Ashley Dvorak: Teaching NGS the IDT way
What does a field application manager do?
The majority of what I do as a field application manager (FAM) is centered around technical customer support. One of the major responsibilities of the role is being in the field with customers, working alongside them in the lab and helping them set up NGS technology like target enrichment or NGS library prep solutions. That includes running through experiments from the very front end of what we support in the workflow—library prep and adapters. We are often on site preparing a sample with DNA that they already have, and then that sample would be captured with our lockdown probes or Discovery Pools—whichever target enrichment technology the customer is using.
I take them through the entire workflow or process up through the quality control (QC) step. After QC, the sample is ready to be sequenced and that's usually where Illumina’s support comes in. We give a lot of guidance as to how to do the sequencing, but IDT’s products only support the workflow up until that point. During our time in the customer's lab we go over the technical details of the workflow and the product, sharing specifics about its purpose and how it works. We like to show slides to illustrate a process, which makes it easier for the customers to understand when you walk them through what’s happening step by step.
We also go through some form of analysis with the customer. Again, analysis isn’t something that we have a specific product for, but the other FAMs and I serve as subject matter experts—we're very knowledgeable when it comes to analysis of the sequencing results. What we like to do is go over with customers what they should expect performance-wise from our products and give them as little or as much detail as they want. For the ones who are really interested in understanding what to look for or how to understand if their experiment was a success, we will go through that kind of thing with them, too.
How often do you do these types of site visits?
Generally, I do one to two site visits like this per month.
And then do you continue to communicate with that team afterward?
Yes, absolutely. There’s a pre- and post-sale technical support aspect to our role. That includes supporting customers from the first research and comparison steps until the end, where we're actually implementing the assay on site. And we support them afterwards, too.

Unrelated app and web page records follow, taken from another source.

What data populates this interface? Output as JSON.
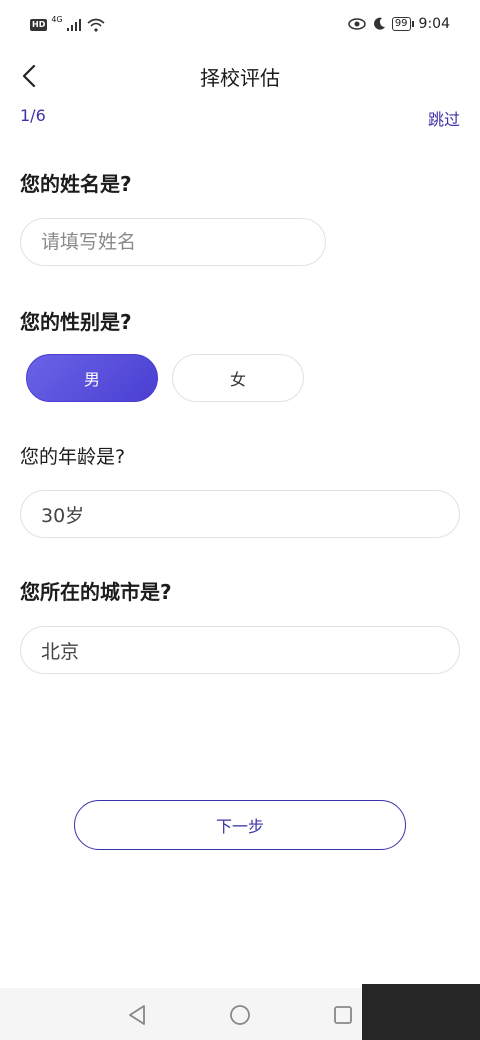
{
  "status_bar": {
    "hd": "HD",
    "network": "4G",
    "battery": "99",
    "time": "9:04"
  },
  "nav": {
    "title": "择校评估"
  },
  "progress": {
    "step": "1/6",
    "skip": "跳过"
  },
  "form": {
    "name_question": "您的姓名是?",
    "name_placeholder": "请填写姓名",
    "name_value": "",
    "gender_question": "您的性别是?",
    "gender_male": "男",
    "gender_female": "女",
    "age_question": "您的年龄是?",
    "age_value": "30岁",
    "city_question": "您所在的城市是?",
    "city_value": "北京"
  },
  "actions": {
    "next": "下一步"
  },
  "colors": {
    "accent": "#3b34a8",
    "selected_gradient_start": "#6a63e6",
    "selected_gradient_end": "#4a3fd2"
  }
}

Do you find that a lot of teams have similar questions?
There are a lot of technical, specific questions. The level of experience our customers have varies quite a bit. I've been on site with customers who don't have as much experience with NGS, they just know that their boss told them to do this and they're trying to follow directions. Those people need more direction and real day-to-day support, but there are some that hardly need you on site at all. They've probably been through another vendor’s capture protocol or they're very familiar with NGS and the technology and they have really experienced bench hands. You can tell that they really prepared for the visit, they read the protocol over and over and they can pretty much do it without any assistance. So those types of visits you're pretty much just standing there watching them go through the protocol, giving them some tips and pointers on technique, answering any questions that they have. The skill sets really vary.

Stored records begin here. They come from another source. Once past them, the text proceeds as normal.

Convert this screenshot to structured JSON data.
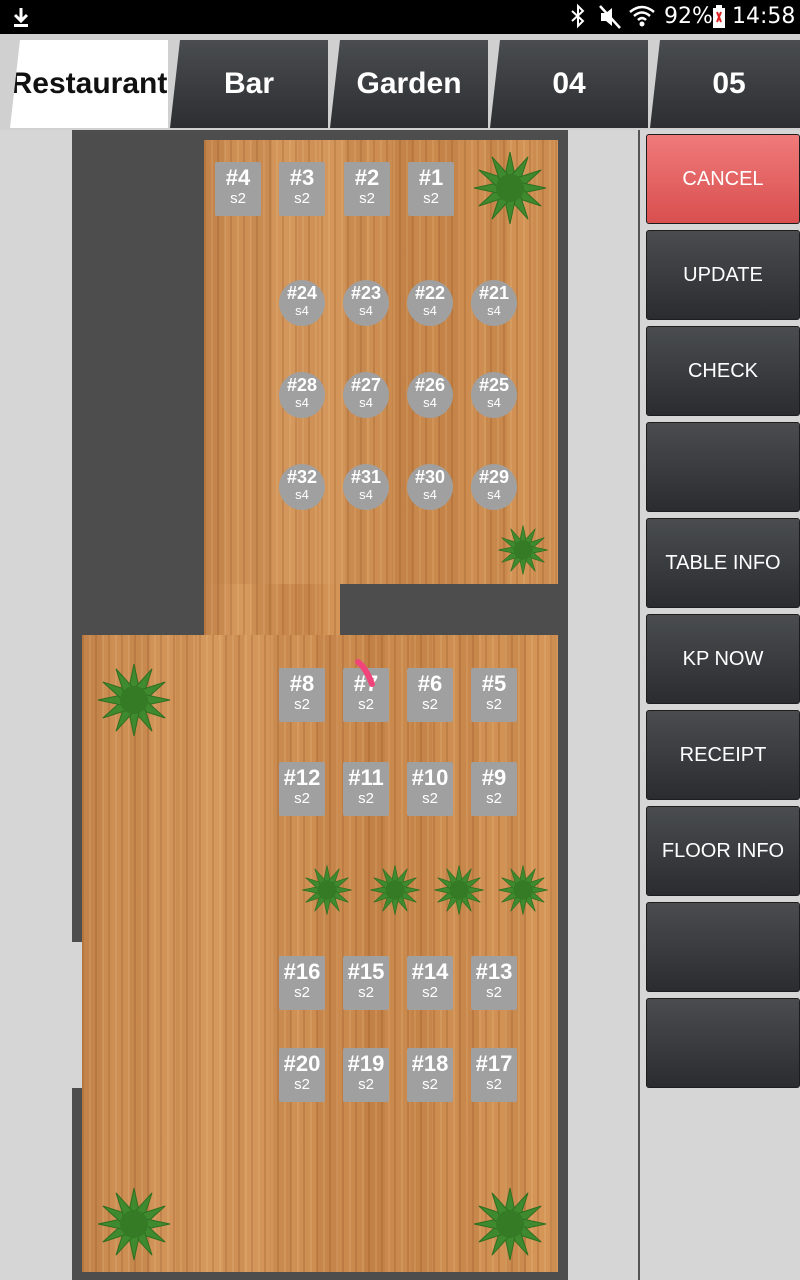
{
  "status": {
    "battery": "92%",
    "time": "14:58",
    "icons": [
      "download-icon",
      "bluetooth-icon",
      "mute-icon",
      "wifi-icon",
      "battery-icon"
    ]
  },
  "tabs": [
    {
      "label": "Restaurant",
      "active": true
    },
    {
      "label": "Bar",
      "active": false
    },
    {
      "label": "Garden",
      "active": false
    },
    {
      "label": "04",
      "active": false
    },
    {
      "label": "05",
      "active": false
    }
  ],
  "tables": [
    {
      "num": "#4",
      "seats": "s2",
      "shape": "square"
    },
    {
      "num": "#3",
      "seats": "s2",
      "shape": "square"
    },
    {
      "num": "#2",
      "seats": "s2",
      "shape": "square"
    },
    {
      "num": "#1",
      "seats": "s2",
      "shape": "square"
    },
    {
      "num": "#24",
      "seats": "s4",
      "shape": "round"
    },
    {
      "num": "#23",
      "seats": "s4",
      "shape": "round"
    },
    {
      "num": "#22",
      "seats": "s4",
      "shape": "round"
    },
    {
      "num": "#21",
      "seats": "s4",
      "shape": "round"
    },
    {
      "num": "#28",
      "seats": "s4",
      "shape": "round"
    },
    {
      "num": "#27",
      "seats": "s4",
      "shape": "round"
    },
    {
      "num": "#26",
      "seats": "s4",
      "shape": "round"
    },
    {
      "num": "#25",
      "seats": "s4",
      "shape": "round"
    },
    {
      "num": "#32",
      "seats": "s4",
      "shape": "round"
    },
    {
      "num": "#31",
      "seats": "s4",
      "shape": "round"
    },
    {
      "num": "#30",
      "seats": "s4",
      "shape": "round"
    },
    {
      "num": "#29",
      "seats": "s4",
      "shape": "round"
    },
    {
      "num": "#8",
      "seats": "s2",
      "shape": "square"
    },
    {
      "num": "#7",
      "seats": "s2",
      "shape": "square"
    },
    {
      "num": "#6",
      "seats": "s2",
      "shape": "square"
    },
    {
      "num": "#5",
      "seats": "s2",
      "shape": "square"
    },
    {
      "num": "#12",
      "seats": "s2",
      "shape": "square"
    },
    {
      "num": "#11",
      "seats": "s2",
      "shape": "square"
    },
    {
      "num": "#10",
      "seats": "s2",
      "shape": "square"
    },
    {
      "num": "#9",
      "seats": "s2",
      "shape": "square"
    },
    {
      "num": "#16",
      "seats": "s2",
      "shape": "square"
    },
    {
      "num": "#15",
      "seats": "s2",
      "shape": "square"
    },
    {
      "num": "#14",
      "seats": "s2",
      "shape": "square"
    },
    {
      "num": "#13",
      "seats": "s2",
      "shape": "square"
    },
    {
      "num": "#20",
      "seats": "s2",
      "shape": "square"
    },
    {
      "num": "#19",
      "seats": "s2",
      "shape": "square"
    },
    {
      "num": "#18",
      "seats": "s2",
      "shape": "square"
    },
    {
      "num": "#17",
      "seats": "s2",
      "shape": "square"
    }
  ],
  "buttons": [
    {
      "label": "CANCEL"
    },
    {
      "label": "UPDATE"
    },
    {
      "label": "CHECK"
    },
    {
      "label": ""
    },
    {
      "label": "TABLE INFO"
    },
    {
      "label": "KP NOW"
    },
    {
      "label": "RECEIPT"
    },
    {
      "label": "FLOOR INFO"
    },
    {
      "label": ""
    },
    {
      "label": ""
    }
  ],
  "colors": {
    "cancel": "#e86060",
    "button_dark": "#3a3c3f",
    "table_gray": "#a0a0a0",
    "wood": "#d08f55",
    "wall": "#4d4d4d",
    "plant": "#3f8a2e"
  }
}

What was your lab experience prior to this role?
I started at IDT about 13 years ago as part of the molecular biology R & D group, where I spent six years. During my last year in R & D we brought in NGS technology. I spent a week on site at Washington University in their NGS lab going through experiments and sequencing instrument setups, and when I came back to IDT I was able to install that here. What we realized shortly after that was that we needed more than R & D—we actually needed a dedicated product development group, because we had all these ideas about doing good research but we really didn't have a way to get all of those ideas out to the customers or the researchers. To do that, we spun off a part of our R & D team into a product development group. For two and a half or three years I was in that product development group, and that was specific to NGS and this was still bench work. I was working on developing our Lockdown™ product line during that time and then my role just slowly started to progress. I was getting asked a lot of questions by the sales team and being put in touch with customers quite frequently, and my role naturally changed into more of a support position for the products that I was developing until we officially started a field applications group. Chad Locklear was the one who actually started this group four years ago, and I was the first member on it, basically filling this need that our customers had for extra support, because NGS is such a technical field.
Where did you go to school and what did you study?

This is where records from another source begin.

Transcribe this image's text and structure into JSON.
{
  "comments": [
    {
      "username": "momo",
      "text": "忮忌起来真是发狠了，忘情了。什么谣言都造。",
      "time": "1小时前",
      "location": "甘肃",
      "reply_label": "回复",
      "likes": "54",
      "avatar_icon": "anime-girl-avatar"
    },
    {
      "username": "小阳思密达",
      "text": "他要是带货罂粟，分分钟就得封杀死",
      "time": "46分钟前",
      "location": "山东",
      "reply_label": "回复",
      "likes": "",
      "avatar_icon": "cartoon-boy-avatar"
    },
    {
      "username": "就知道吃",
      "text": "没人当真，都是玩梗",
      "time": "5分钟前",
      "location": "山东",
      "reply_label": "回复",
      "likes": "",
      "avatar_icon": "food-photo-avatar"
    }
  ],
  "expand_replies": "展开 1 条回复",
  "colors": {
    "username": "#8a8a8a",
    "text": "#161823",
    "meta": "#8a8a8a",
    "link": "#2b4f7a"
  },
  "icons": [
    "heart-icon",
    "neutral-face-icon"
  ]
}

I went to Cornell College in Mount Vernon, Iowa. It’s a small, private school and I studied biochemistry and molecular biology.
Was IDT your first role out of school?
Yes! It has been my only job since college. I did get to actually live in California for a few months while I was helping open our R & D site out there and it was nice to get the chance to live somewhere else.
Have you had experiences out in the field assisting a customer in the lab that gave you new ideas for R & D or product adjustments?
Yep, absolutely. You know, customers are always really curious about trying things in different ways. Because the role is so technically focused, they know that they're talking to somebody who has experience with development and the technical side of things, someone who has a scientific-bench mind.
Do you know if other companies have similar roles to yours? Do other companies do this field work in the same way?
Yes, other companies have it, though the roles may be structured a bit differently than ours. We usually give the customer the option to go through the workflow themselves the first time. Nine times out of 10 they want to do that themselves, so they have the hands-on experience, right? That's what I suggest, anyway, because you can listen to somebody do something and you can watch it, but until you have that hands-on experience, it's hard to pick up a technique. You retain it better when you do it yourself. That's true about a lot of things, and there are a lot of things that you don't think about when you're just watching somebody else do it. It's a better learning tool.